* **Task statement**: Count the lines that contain the string "coord" in the records beneath, and respond with the number only.

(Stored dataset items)
· · ·

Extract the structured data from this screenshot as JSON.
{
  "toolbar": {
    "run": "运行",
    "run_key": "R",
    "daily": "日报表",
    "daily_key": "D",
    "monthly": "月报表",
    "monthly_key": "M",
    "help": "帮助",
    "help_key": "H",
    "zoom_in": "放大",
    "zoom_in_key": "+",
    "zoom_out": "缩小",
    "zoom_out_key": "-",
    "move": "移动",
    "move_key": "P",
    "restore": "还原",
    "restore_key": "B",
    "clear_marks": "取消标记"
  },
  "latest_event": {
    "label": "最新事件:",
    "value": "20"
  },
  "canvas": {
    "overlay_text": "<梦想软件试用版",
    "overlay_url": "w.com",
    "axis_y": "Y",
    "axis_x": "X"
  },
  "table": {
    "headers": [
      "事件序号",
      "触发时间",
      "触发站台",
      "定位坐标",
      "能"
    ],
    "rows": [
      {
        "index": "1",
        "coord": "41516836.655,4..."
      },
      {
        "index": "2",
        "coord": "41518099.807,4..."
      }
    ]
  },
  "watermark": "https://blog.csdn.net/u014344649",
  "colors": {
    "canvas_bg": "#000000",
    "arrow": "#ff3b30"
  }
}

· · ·

* **Task output**: 2